Moreover, in yet another way, the BGU boycott proposal is not only naïve but counterproductive, for it implicitly erases the Green Line and undercuts the Ariel boycott. In effect, it presumes that the Green Line has no particular meaning. Its implicit demand is: Israel, out of everywhere. In effect, it maintains—contrary to the United Nations partition decision of 1947, and the recognition of Israel by most nations—that the Israeli state has no right to exist.

By the same logic, those in Europe and elsewhere who support boycotts of Israeli products, artists, or universities, mirror the arguments of the West Bank settlers who insist that Ariel and Beer-Sheva belong to the same nation-state. Here again, a precise demand is of the essence. Israelis must be convinced that they should relinquish the West Bank. In other words, they need to be assured that pulling out of Ariel does not mean pulling out of Beer-Sheva.

Accordingly, it was good news that, on September 29, the faculty of the University of Johannesburg rejected the proposal to cut ties with BGU. Surely BGU-Johannesburg cooperation on biotechnology and water purification projects is worthy and should not be held hostage. But at the same time, the Johannesburg professors asked BGU “to work with Palestinian universities on research projects, and to start the collaborations within six months if it wants to maintain ties with the University of Johannesburg.” Again, the principle of such cooperation is sound. But such endeavors should be decided upon by academics themselves, not imposed from the outside. Ultimatums do not generate intellectual cooperation or found the moral life we all devoutly desire.

Nissim Calderon is a professor of Hebrew literature at an Israeli university. Todd Gitlin is a professor of journalism and sociology at Columbia University, and the co-author of The Chosen Peoples: America, Israel, and the Ordeals of Divine Election, just published in the United States by Simon & Schuster.

This piece, by Todd Gitlin and Nissim Calderon, is from The New Republic

Turbulent Times: The British Jewish Community Today

Wednesday 20 October 2010 5:30-7:00 p.m. Institute of Education, hosted by the Centre for Jewish Studies at SOAS
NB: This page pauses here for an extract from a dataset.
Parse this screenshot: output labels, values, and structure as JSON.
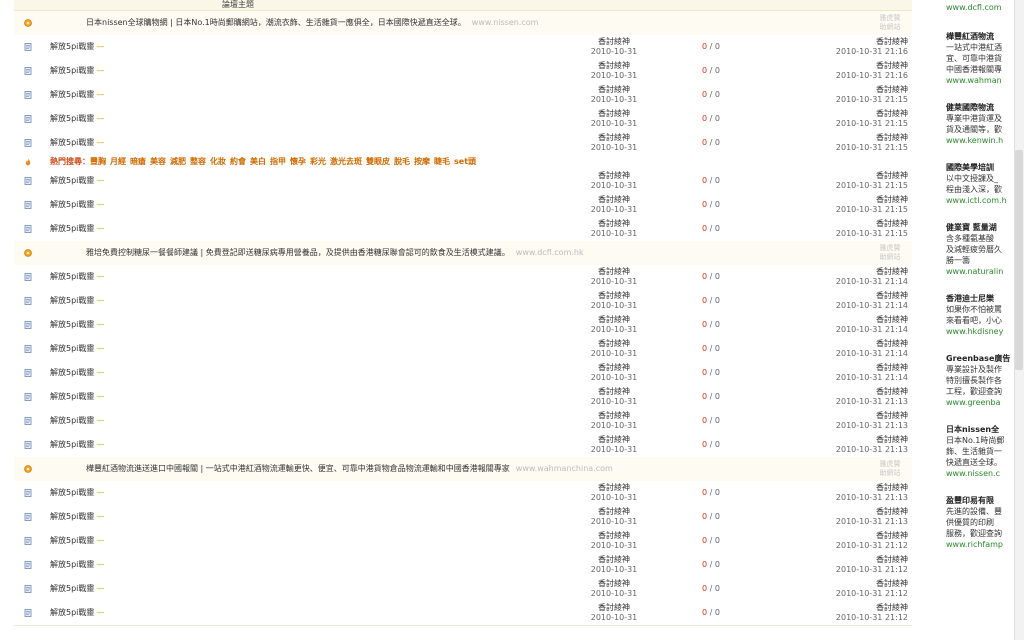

Is this the best of times or the worst of times for Anglo-Jewry? What does Anglo-Jewry’s history tell us about multiculturalism? Does the community allow for enough dissent and innovation, or is there so much dissent and innovation that there won’t be a community left?

You are invited to an event to celebrate the publication of Turbulent Times. A panel discussion will explore the themes of the book, and there will be a short drinks reception.


Professor Les Back (Department of Sociology, Goldsmiths University of London)

Sara Abramson (Board of Deputies/London School of Economics)

Professor David Feldman (Pears Institute for the Study of Antisemitism, Birkbeck College)

Clive Lawton (Limmud/Tzedeck)

Keith Kahn-Harris (Centre for Religion and Contemporary Society, Birkbeck)

Ben Gidley (Centre on Migration, Policy and Society, University of Oxford)

New Venue: Room 822, Institute of Education, 20 Bedford Way
London WC1H 0AL

Nearest Underground Stations: Russell Square, Goodge Street, Euston Square and Tottenham Court Road. Location details: http://www.ioe.ac.uk/sitehelp/1072.html

All are welcome and attendance is free. To help us get an idea of numbers, we would appreciate you letting us know if you intend to come at kkahnharris@yahoo.co.uk

This event is supported by Continuum Books and the Centre on Migration, Policy and Society.

Further information:

Turbulent Times: The British Jewish Community Today: http://www.continuumbooks.com/books/detail.aspx?BookId=132571&SubjectId=1043&Subject2Id=1726

Centre for Jewish Studies, SOAS: http://www.soas.ac.uk/jewishstudies/

Article in the JC: http://www.thejc.com/lifestyle/the-simon-round-interview/36259/interview-keith-kahn-harris-and-ben-gidley

Keith Kahn-Harris: http://kahn-harris.org/

Ben Gidley: http://www.compas.ox.ac.uk/people/staff/ben-gidley/